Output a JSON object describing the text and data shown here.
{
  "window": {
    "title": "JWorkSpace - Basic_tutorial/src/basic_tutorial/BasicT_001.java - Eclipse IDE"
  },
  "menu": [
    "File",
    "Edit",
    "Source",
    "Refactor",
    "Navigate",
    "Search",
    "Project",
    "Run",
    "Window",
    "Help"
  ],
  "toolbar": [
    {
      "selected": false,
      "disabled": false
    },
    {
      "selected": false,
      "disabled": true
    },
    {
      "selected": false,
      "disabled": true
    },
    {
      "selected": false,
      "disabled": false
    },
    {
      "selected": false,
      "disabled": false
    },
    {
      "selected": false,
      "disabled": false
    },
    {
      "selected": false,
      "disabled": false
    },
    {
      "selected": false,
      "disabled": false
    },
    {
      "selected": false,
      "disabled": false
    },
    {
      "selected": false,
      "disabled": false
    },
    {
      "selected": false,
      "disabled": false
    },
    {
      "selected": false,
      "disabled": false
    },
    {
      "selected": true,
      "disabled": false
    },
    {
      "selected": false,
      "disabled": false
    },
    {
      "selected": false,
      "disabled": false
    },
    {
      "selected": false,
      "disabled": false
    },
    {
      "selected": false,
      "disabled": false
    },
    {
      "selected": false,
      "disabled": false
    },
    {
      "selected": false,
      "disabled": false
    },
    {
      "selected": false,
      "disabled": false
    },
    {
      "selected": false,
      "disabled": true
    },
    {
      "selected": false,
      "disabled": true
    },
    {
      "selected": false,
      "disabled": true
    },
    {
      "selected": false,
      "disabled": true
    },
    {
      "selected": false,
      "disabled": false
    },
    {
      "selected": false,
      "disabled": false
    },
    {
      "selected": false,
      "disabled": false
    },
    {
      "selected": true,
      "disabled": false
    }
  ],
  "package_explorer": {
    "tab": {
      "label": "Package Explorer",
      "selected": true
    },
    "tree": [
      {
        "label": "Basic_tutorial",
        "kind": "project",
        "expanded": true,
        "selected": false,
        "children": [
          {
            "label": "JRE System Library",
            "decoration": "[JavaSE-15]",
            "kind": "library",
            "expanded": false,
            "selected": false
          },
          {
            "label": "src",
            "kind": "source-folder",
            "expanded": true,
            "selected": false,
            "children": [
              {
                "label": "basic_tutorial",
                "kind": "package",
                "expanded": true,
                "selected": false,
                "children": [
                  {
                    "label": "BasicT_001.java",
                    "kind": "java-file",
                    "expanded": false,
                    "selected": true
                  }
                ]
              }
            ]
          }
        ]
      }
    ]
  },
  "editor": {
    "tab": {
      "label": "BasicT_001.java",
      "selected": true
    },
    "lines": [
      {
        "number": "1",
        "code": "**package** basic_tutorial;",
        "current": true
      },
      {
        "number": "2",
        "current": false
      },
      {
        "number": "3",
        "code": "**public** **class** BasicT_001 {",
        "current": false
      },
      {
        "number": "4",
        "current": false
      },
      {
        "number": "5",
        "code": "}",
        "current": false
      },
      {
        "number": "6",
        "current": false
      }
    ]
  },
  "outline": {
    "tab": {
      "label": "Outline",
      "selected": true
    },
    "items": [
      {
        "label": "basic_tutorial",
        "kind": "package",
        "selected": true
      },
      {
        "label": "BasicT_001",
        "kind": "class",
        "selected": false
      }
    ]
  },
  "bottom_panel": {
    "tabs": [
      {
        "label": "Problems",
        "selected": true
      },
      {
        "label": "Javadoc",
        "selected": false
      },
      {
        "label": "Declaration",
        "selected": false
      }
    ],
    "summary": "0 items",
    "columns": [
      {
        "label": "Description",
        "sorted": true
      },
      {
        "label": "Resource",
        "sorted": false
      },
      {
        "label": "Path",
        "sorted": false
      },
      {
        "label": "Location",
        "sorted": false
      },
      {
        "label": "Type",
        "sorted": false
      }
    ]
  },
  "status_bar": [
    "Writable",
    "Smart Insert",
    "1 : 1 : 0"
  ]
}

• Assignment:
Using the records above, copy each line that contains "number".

• Final answer:
        "number": "1",
        "number": "2",
        "number": "3",
        "number": "4",
        "number": "5",
        "number": "6",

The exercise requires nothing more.